But I know HUD alone won’t solve the issues facing America’s youth. These challenges require our Department to maintain longstanding, effective partnerships with other federal agencies and key stakeholders. Most importantly, President Obama understands that My Brother’s Keeper will only succeed if local leaders take his call to action into their own hands.

Folks in Oakland are stepping up to answer this call. During the Community Conversation, I spoke with leaders from Oakland’s nonprofits, philanthropic institutions, and faith-based organizations that are putting our young people on the path to success. Groups like the East Oakland Youth Development Center, the East Bay Foundation, and the Allen Temple Baptist Church are using promising and proven approaches to make a real difference in their communities.

This kind of work is happening all across the nation and will benefit generations of Americans. We’ve got to keep it going by continuing to support our young people. When they succeed, our nation grows stronger, and our future becomes brighter. And by giving everyone an opportunity to reach their goals, we can ensure that the 21st century is another American century.
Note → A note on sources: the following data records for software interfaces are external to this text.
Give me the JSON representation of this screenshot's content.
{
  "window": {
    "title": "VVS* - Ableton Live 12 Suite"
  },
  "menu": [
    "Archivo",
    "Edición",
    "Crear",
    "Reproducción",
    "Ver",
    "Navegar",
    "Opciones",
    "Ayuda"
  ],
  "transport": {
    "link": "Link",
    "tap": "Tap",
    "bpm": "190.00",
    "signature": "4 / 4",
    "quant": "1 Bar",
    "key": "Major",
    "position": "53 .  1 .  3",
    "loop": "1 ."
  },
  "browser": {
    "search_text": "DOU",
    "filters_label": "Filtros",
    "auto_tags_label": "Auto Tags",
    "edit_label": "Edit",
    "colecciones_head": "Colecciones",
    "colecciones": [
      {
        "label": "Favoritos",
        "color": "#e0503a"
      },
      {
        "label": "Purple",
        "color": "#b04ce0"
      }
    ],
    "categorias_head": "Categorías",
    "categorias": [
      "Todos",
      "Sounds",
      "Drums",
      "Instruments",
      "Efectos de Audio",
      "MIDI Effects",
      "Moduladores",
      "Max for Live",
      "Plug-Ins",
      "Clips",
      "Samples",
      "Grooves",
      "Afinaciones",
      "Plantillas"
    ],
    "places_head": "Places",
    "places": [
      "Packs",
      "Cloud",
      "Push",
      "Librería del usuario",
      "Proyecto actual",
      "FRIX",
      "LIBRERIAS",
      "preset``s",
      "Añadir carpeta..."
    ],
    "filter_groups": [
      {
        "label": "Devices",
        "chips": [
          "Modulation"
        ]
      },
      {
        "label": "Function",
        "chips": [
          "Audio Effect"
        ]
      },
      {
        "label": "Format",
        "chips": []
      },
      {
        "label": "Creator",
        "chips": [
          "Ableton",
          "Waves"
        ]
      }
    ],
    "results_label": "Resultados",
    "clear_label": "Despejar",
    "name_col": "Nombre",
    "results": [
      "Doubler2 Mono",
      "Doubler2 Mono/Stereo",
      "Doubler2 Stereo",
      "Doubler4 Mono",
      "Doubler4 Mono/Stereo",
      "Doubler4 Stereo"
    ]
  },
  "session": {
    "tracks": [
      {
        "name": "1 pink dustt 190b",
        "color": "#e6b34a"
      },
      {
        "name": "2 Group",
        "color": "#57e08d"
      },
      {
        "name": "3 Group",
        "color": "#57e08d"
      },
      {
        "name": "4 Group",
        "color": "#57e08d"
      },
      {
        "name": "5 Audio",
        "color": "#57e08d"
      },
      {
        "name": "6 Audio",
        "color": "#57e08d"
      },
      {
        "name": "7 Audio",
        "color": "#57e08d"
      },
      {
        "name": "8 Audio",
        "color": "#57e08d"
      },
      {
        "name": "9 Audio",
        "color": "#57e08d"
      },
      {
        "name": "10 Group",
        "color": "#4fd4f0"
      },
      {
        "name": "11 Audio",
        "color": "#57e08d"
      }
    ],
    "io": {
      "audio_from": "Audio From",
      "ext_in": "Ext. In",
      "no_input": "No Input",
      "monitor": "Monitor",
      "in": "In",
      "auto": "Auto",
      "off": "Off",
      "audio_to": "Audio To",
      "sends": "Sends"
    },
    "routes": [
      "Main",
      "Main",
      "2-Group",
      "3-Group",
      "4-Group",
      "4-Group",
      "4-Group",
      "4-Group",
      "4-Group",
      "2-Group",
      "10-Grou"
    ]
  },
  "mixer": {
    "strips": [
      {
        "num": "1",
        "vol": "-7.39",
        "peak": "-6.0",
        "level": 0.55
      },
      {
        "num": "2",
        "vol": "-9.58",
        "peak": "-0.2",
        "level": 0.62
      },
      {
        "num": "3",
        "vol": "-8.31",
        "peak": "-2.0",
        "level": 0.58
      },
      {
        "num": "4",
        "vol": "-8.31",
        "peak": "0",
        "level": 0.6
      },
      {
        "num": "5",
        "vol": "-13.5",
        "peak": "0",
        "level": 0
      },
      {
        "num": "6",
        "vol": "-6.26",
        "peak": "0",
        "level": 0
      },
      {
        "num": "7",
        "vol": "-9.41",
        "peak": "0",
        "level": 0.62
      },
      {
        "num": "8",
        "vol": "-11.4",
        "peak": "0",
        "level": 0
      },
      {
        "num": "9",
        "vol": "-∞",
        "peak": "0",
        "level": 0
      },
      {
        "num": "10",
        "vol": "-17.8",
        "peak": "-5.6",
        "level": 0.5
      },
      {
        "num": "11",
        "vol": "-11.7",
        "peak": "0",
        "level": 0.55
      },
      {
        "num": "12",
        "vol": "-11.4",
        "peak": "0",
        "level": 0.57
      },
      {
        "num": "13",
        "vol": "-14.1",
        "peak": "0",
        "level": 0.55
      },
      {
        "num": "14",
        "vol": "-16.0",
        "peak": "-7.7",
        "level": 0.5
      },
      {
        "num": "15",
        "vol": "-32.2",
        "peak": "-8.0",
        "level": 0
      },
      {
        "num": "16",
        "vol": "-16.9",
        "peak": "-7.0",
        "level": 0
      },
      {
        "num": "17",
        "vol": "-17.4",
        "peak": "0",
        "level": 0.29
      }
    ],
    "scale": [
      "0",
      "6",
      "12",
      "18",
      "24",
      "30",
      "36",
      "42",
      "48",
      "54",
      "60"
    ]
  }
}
Feed Widget

If people in the media cannot decide whether they are in the
business of reporting news or manufacturing propaganda,
it is all the more important that the public understand
that difference,and choose their news sources accordingly.
Thomas Sowell

Newsof.org. Selected the top stories of the city of OGDENSBURG NEW YORK. Political events, traffic accidents on highways, downtown events, neighborhoods and inside. Also researched local newspapers and social networks, as well as the site of City Hall. Crimes, are always subject to demand generally for information. Also the tragedies and disasters such as fires, floods, flooding, rain, hail and winds. Tags: Breaking News, OGDENSBURG NEW YORK, City, Indoors, Monday, Tuesday, Wednesday, Thursday , Friday, Saturday, Sunday, Car, Crash, Elections, Beating, Accident, Crime, Police, Criminal, Police, Road, Highway Access, Elections, Party, Hail, Rain, Flood, Anniversary, Award, Month, Week End , Today, Yesterday, Female, Male, Family, Child, People.